In this exercise, set down every entry that follows exactly as it appears.

*** Listed entries Section Begins ***

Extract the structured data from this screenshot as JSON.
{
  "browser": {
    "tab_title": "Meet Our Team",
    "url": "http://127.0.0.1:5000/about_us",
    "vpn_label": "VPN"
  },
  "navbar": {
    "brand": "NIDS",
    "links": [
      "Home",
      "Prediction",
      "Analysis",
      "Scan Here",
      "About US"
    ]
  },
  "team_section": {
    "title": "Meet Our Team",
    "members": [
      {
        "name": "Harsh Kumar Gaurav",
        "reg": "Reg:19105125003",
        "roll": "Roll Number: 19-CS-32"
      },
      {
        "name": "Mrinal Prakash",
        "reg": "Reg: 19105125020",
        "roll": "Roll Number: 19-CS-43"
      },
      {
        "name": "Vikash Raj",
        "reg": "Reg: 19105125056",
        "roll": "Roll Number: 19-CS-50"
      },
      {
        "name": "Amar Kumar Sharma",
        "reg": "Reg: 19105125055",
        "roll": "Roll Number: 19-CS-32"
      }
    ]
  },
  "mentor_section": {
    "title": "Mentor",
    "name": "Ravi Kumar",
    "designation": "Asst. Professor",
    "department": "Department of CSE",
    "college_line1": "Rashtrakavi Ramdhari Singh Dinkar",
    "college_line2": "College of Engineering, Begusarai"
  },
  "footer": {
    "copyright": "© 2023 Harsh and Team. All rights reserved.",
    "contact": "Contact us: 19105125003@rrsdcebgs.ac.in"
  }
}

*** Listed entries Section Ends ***

→ **Written answer**
Extract the structured data from this screenshot as JSON.
{
  "browser": {
    "tab_title": "Meet Our Team",
    "url": "http://127.0.0.1:5000/about_us",
    "vpn_label": "VPN"
  },
  "navbar": {
    "brand": "NIDS",
    "links": [
      "Home",
      "Prediction",
      "Analysis",
      "Scan Here",
      "About US"
    ]
  },
  "team_section": {
    "title": "Meet Our Team",
    "members": [
      {
        "name": "Harsh Kumar Gaurav",
        "reg": "Reg:19105125003",
        "roll": "Roll Number: 19-CS-32"
      },
      {
        "name": "Mrinal Prakash",
        "reg": "Reg: 19105125020",
        "roll": "Roll Number: 19-CS-43"
      },
      {
        "name": "Vikash Raj",
        "reg": "Reg: 19105125056",
        "roll": "Roll Number: 19-CS-50"
      },
      {
        "name": "Amar Kumar Sharma",
        "reg": "Reg: 19105125055",
        "roll": "Roll Number: 19-CS-32"
      }
    ]
  },
  "mentor_section": {
    "title": "Mentor",
    "name": "Ravi Kumar",
    "designation": "Asst. Professor",
    "department": "Department of CSE",
    "college_line1": "Rashtrakavi Ramdhari Singh Dinkar",
    "college_line2": "College of Engineering, Begusarai"
  },
  "footer": {
    "copyright": "© 2023 Harsh and Team. All rights reserved.",
    "contact": "Contact us: 19105125003@rrsdcebgs.ac.in"
  }
}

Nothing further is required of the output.